● AIM OF THE EXERCISE
Write the data out again, character for character, with no images.

Web page and app entries:
※ ※ ※

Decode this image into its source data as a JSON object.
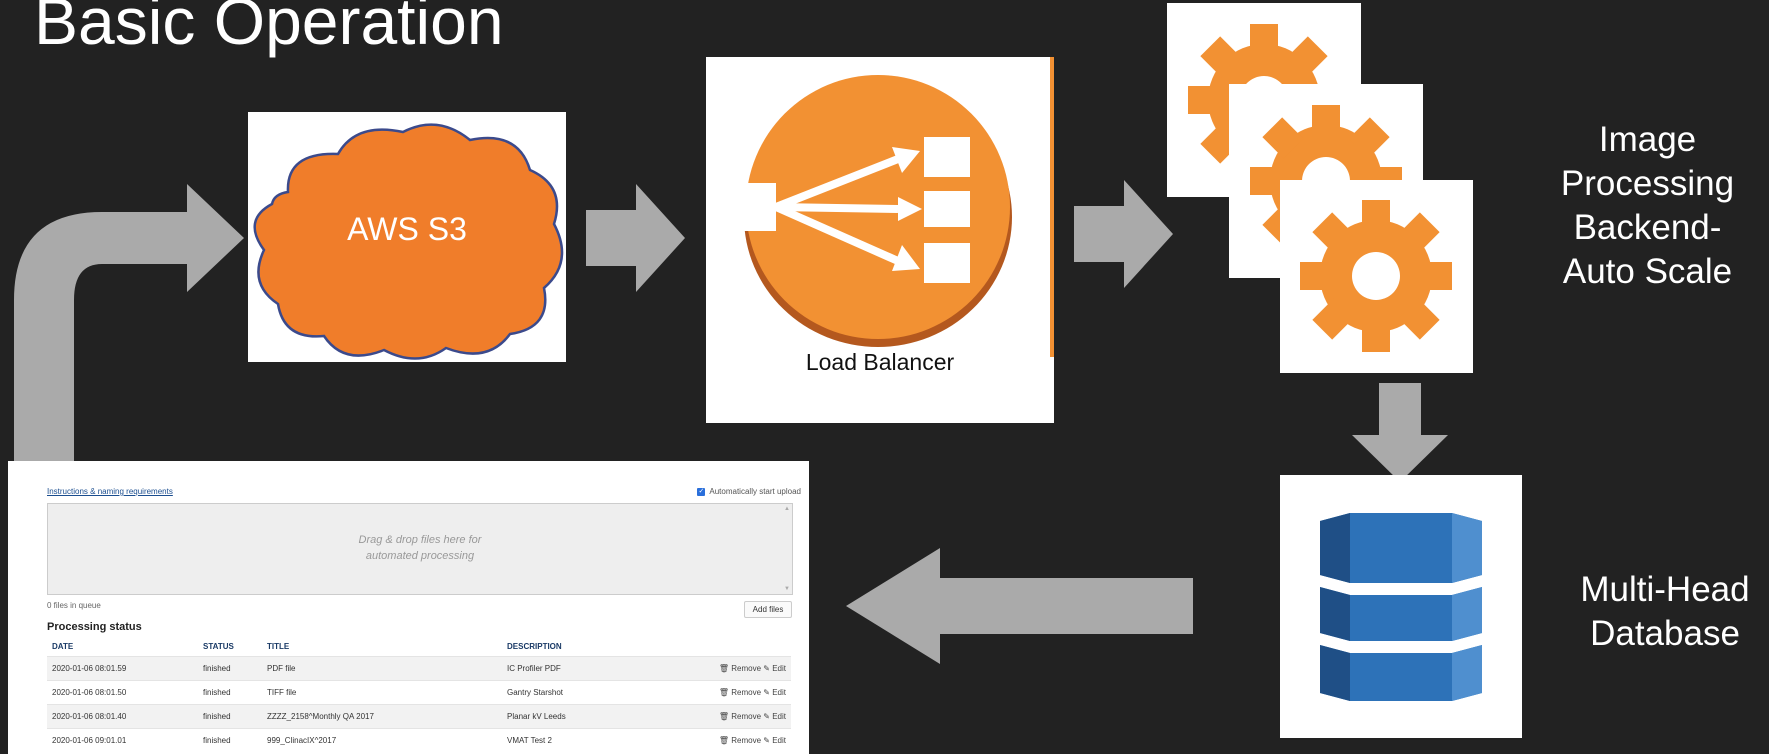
{
  "title": "Basic Operation",
  "s3": {
    "label": "AWS S3",
    "color": "#f07d2a"
  },
  "load_balancer": {
    "label": "Load Balancer",
    "color": "#f29133"
  },
  "processing": {
    "label_lines": [
      "Image",
      "Processing",
      "Backend-",
      "Auto Scale"
    ],
    "gear_color": "#f29133"
  },
  "database": {
    "label_lines": [
      "Multi-Head",
      "Database"
    ],
    "color": "#2d72b8"
  },
  "arrow_color": "#aaaaaa",
  "screenshot": {
    "instructions_link": "Instructions & naming requirements",
    "auto_start": "Automatically start upload",
    "auto_start_checked": true,
    "dropzone_lines": [
      "Drag & drop files here for",
      "automated processing"
    ],
    "queue_text": "0 files in queue",
    "add_files": "Add files",
    "section_title": "Processing status",
    "columns": [
      "DATE",
      "STATUS",
      "TITLE",
      "DESCRIPTION"
    ],
    "rows": [
      {
        "date": "2020-01-06 08:01.59",
        "status": "finished",
        "title": "PDF file",
        "description": "IC Profiler PDF"
      },
      {
        "date": "2020-01-06 08:01.50",
        "status": "finished",
        "title": "TIFF file",
        "description": "Gantry Starshot"
      },
      {
        "date": "2020-01-06 08:01.40",
        "status": "finished",
        "title": "ZZZZ_2158^Monthly QA 2017",
        "description": "Planar kV Leeds"
      },
      {
        "date": "2020-01-06 09:01.01",
        "status": "finished",
        "title": "999_ClinacIX^2017",
        "description": "VMAT Test 2"
      }
    ],
    "row_actions": {
      "remove": "Remove",
      "edit": "Edit"
    }
  }
}
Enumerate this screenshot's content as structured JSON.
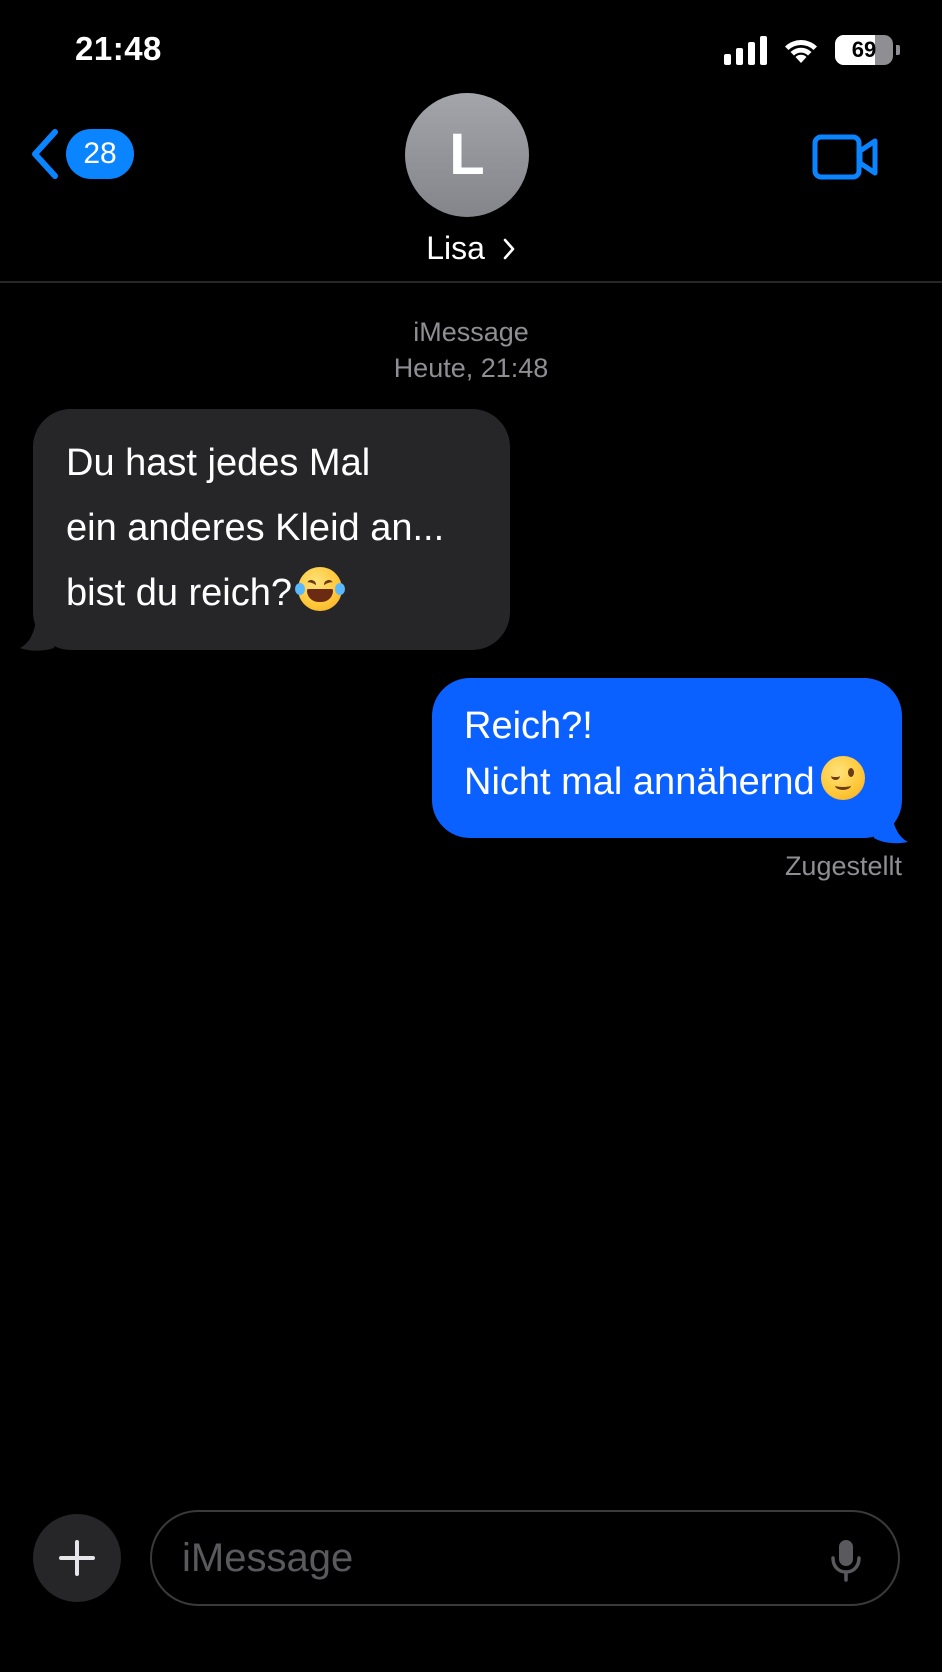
{
  "status_bar": {
    "time": "21:48",
    "signal_bars": 4,
    "wifi": "wifi-icon",
    "battery_level": "69",
    "battery_fraction": 0.69
  },
  "header": {
    "back_count": "28",
    "avatar_initial": "L",
    "contact_name": "Lisa",
    "icons": [
      "chevron-left-icon",
      "chevron-right-icon",
      "video-camera-icon"
    ]
  },
  "conversation": {
    "service_label": "iMessage",
    "timestamp": "Heute, 21:48",
    "messages": [
      {
        "direction": "incoming",
        "lines": [
          "Du hast jedes Mal",
          "ein anderes Kleid an...",
          "bist du reich?"
        ],
        "emoji": "face-with-tears-of-joy"
      },
      {
        "direction": "outgoing",
        "lines": [
          "Reich?!",
          "Nicht mal annähernd"
        ],
        "emoji": "winking-face"
      }
    ],
    "delivery_status": "Zugestellt"
  },
  "compose": {
    "placeholder": "iMessage",
    "value": "",
    "icons": [
      "plus-icon",
      "microphone-icon"
    ]
  },
  "colors": {
    "background": "#000000",
    "accent_blue": "#0a84ff",
    "outgoing_bubble": "#0b61ff",
    "incoming_bubble": "#262628",
    "secondary_text": "#8e8e93"
  }
}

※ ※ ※

● WRITTEN REPLY
Decode this image into its source data as a JSON object.
{
  "title": "Basic Operation",
  "s3": {
    "label": "AWS S3",
    "color": "#f07d2a"
  },
  "load_balancer": {
    "label": "Load Balancer",
    "color": "#f29133"
  },
  "processing": {
    "label_lines": [
      "Image",
      "Processing",
      "Backend-",
      "Auto Scale"
    ],
    "gear_color": "#f29133"
  },
  "database": {
    "label_lines": [
      "Multi-Head",
      "Database"
    ],
    "color": "#2d72b8"
  },
  "arrow_color": "#aaaaaa",
  "screenshot": {
    "instructions_link": "Instructions & naming requirements",
    "auto_start": "Automatically start upload",
    "auto_start_checked": true,
    "dropzone_lines": [
      "Drag & drop files here for",
      "automated processing"
    ],
    "queue_text": "0 files in queue",
    "add_files": "Add files",
    "section_title": "Processing status",
    "columns": [
      "DATE",
      "STATUS",
      "TITLE",
      "DESCRIPTION"
    ],
    "rows": [
      {
        "date": "2020-01-06 08:01.59",
        "status": "finished",
        "title": "PDF file",
        "description": "IC Profiler PDF"
      },
      {
        "date": "2020-01-06 08:01.50",
        "status": "finished",
        "title": "TIFF file",
        "description": "Gantry Starshot"
      },
      {
        "date": "2020-01-06 08:01.40",
        "status": "finished",
        "title": "ZZZZ_2158^Monthly QA 2017",
        "description": "Planar kV Leeds"
      },
      {
        "date": "2020-01-06 09:01.01",
        "status": "finished",
        "title": "999_ClinacIX^2017",
        "description": "VMAT Test 2"
      }
    ],
    "row_actions": {
      "remove": "Remove",
      "edit": "Edit"
    }
  }
}
Enumerate this screenshot's content as structured JSON.
{
  "status_bar": {
    "time": "21:48",
    "signal_bars": 4,
    "wifi": "wifi-icon",
    "battery_level": "69",
    "battery_fraction": 0.69
  },
  "header": {
    "back_count": "28",
    "avatar_initial": "L",
    "contact_name": "Lisa",
    "icons": [
      "chevron-left-icon",
      "chevron-right-icon",
      "video-camera-icon"
    ]
  },
  "conversation": {
    "service_label": "iMessage",
    "timestamp": "Heute, 21:48",
    "messages": [
      {
        "direction": "incoming",
        "lines": [
          "Du hast jedes Mal",
          "ein anderes Kleid an...",
          "bist du reich?"
        ],
        "emoji": "face-with-tears-of-joy"
      },
      {
        "direction": "outgoing",
        "lines": [
          "Reich?!",
          "Nicht mal annähernd"
        ],
        "emoji": "winking-face"
      }
    ],
    "delivery_status": "Zugestellt"
  },
  "compose": {
    "placeholder": "iMessage",
    "value": "",
    "icons": [
      "plus-icon",
      "microphone-icon"
    ]
  },
  "colors": {
    "background": "#000000",
    "accent_blue": "#0a84ff",
    "outgoing_bubble": "#0b61ff",
    "incoming_bubble": "#262628",
    "secondary_text": "#8e8e93"
  }
}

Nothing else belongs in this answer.